The Contemporary Presidency: The Sixth Year Curse


Colleen J. Shogan is assistant professor of government and politics at George Mason University. She is an APSA Congressional Fellow in 2005-2006 and her book on presidential moral rhetoric is forthcoming from Texas A&M University Press in 2006.


There is a prevailing pattern of ill-fated events that routinely unfold during a president's sixth consecutive year in the White House. Republican strategist Kevin Phillips called the tendency of the president's party to lose seats in a midterm election the “sixth year itch.” The term is actually an understatement. Due to the fact that sixth years are typically filled with scandals, economic depressions, and weakened political coalitions, it is more accurate to refer to this phenomenon as a full-fledged “curse.” A historical analysis of the past seven reelected presidents reveals the problems faced in sixth years of office. Although every president since Ulysses S. Grant has suffered from some version of the “sixth year curse,” its negative effects vary in intensity.

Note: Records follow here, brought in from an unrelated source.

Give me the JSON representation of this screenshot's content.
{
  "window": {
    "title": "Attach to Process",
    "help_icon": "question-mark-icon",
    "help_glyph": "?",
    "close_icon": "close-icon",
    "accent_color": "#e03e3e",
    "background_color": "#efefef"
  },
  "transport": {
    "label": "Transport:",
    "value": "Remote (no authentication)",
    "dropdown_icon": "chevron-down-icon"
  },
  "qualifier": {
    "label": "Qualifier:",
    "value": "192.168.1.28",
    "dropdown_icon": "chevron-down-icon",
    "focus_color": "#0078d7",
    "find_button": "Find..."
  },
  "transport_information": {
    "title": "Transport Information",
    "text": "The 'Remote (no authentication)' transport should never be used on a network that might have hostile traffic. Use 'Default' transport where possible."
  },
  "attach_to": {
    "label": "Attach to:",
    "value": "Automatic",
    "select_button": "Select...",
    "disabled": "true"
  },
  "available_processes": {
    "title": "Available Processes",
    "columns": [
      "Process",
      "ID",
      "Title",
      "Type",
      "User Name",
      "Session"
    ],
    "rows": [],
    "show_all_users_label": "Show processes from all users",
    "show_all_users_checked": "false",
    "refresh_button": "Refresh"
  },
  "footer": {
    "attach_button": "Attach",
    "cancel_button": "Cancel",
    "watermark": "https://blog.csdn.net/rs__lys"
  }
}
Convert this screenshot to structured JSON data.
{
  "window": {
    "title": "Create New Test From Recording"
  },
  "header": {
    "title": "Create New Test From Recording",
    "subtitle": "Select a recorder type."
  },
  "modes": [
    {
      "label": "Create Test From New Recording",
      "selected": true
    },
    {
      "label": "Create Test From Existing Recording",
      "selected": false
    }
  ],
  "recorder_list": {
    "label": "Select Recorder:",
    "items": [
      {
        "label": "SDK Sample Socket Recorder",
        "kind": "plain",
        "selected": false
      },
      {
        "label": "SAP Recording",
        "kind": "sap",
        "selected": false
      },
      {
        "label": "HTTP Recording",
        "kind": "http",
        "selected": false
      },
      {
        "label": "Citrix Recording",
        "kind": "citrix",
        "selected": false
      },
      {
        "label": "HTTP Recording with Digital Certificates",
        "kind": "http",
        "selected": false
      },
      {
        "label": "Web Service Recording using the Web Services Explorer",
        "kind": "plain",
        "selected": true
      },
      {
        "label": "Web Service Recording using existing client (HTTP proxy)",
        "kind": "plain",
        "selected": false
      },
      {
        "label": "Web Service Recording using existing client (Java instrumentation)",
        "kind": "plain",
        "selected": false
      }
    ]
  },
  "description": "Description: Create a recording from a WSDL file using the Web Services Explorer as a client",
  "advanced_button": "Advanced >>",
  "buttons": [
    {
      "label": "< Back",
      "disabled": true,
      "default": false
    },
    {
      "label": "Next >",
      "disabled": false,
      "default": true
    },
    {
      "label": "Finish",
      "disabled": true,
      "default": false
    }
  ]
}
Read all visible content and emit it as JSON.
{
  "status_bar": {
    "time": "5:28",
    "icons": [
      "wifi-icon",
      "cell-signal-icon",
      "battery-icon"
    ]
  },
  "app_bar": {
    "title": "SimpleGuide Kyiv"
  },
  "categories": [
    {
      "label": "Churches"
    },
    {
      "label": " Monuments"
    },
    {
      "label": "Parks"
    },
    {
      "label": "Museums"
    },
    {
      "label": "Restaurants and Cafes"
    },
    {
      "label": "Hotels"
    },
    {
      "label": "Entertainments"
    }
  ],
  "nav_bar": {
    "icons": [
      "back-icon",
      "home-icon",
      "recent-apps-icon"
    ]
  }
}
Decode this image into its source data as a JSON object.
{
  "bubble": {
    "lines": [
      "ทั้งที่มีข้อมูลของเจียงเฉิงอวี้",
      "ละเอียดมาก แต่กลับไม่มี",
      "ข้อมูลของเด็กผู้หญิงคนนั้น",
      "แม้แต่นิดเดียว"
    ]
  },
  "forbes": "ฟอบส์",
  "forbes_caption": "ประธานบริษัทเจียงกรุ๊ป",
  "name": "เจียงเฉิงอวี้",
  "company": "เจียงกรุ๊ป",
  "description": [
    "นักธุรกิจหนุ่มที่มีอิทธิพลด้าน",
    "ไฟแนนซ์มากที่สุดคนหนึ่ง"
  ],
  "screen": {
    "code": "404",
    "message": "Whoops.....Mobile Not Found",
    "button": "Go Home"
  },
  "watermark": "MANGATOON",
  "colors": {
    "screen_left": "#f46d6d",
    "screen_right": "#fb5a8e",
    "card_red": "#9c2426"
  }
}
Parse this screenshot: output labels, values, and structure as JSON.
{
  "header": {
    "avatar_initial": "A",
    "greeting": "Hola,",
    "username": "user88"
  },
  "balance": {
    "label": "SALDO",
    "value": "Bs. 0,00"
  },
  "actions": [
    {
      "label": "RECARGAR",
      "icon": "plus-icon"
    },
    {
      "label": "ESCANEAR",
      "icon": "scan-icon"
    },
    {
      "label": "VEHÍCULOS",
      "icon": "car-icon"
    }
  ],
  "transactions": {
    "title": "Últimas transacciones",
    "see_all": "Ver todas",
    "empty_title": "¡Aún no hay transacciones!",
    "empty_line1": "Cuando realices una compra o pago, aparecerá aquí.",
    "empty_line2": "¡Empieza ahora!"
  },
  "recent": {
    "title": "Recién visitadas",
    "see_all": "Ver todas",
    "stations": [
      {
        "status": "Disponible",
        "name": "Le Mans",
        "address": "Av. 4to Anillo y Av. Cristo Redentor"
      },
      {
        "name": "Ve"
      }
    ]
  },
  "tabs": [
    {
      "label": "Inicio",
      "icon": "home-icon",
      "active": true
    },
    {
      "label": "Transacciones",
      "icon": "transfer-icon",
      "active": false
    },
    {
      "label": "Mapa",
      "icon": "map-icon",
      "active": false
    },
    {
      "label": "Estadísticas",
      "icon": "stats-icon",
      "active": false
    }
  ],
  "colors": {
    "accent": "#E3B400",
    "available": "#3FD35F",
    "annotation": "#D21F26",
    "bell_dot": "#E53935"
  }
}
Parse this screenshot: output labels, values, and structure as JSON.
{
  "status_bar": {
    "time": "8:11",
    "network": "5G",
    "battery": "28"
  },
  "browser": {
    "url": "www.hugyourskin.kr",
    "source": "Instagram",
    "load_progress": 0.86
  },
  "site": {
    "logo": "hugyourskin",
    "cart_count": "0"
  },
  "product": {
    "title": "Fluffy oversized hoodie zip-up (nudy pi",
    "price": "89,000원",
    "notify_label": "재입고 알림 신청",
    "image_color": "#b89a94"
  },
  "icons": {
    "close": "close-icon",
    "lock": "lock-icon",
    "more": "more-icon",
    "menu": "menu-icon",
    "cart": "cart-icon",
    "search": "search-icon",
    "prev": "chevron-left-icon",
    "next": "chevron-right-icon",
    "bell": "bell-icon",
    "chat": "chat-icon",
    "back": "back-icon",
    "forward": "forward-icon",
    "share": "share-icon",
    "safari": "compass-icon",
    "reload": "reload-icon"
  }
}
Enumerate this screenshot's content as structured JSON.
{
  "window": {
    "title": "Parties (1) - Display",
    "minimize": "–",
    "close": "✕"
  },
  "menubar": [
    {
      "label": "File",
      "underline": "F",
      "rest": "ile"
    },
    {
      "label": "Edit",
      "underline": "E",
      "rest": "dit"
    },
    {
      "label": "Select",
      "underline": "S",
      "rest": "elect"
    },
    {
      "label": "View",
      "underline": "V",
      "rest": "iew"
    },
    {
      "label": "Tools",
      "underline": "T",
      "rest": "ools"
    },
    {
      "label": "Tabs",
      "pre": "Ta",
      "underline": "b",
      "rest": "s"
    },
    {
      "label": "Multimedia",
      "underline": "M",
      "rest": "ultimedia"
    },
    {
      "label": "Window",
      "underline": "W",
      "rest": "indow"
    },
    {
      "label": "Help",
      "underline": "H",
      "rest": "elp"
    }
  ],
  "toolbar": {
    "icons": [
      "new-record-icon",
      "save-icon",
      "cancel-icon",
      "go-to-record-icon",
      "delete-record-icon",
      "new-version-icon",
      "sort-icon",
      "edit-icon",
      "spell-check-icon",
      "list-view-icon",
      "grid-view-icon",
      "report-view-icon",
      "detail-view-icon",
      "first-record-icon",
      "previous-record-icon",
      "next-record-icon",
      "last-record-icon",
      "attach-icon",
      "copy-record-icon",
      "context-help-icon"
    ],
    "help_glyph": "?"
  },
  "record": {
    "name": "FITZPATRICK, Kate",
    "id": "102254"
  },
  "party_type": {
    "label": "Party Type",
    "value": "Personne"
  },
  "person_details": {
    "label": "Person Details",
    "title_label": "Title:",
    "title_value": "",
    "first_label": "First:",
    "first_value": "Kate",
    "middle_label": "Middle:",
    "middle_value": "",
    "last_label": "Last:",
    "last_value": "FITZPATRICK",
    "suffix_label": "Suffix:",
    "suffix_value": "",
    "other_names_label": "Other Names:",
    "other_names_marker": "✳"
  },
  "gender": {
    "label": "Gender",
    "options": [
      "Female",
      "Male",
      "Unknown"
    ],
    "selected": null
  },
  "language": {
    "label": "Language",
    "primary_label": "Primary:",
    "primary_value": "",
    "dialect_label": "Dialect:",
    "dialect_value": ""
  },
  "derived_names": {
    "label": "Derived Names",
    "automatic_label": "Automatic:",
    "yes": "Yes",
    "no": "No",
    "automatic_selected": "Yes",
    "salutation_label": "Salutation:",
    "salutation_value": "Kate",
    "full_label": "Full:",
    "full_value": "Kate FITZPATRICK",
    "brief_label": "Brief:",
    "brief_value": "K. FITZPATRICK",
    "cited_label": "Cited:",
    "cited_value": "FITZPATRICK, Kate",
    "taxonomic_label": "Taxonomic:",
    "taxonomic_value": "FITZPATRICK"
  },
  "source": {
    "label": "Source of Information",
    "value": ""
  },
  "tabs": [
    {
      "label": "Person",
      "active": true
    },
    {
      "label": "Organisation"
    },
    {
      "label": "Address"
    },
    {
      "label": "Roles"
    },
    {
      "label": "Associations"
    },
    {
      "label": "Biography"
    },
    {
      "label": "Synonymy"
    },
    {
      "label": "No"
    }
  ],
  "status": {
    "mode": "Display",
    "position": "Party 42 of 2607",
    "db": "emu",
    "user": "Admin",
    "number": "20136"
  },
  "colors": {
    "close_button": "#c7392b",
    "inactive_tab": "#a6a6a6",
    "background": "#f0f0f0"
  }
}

The article concludes with an evaluation of George W. Bush's leadership and cautiously predicts how he will attempt to handle the difficulties and challenges of his administration's sixth year.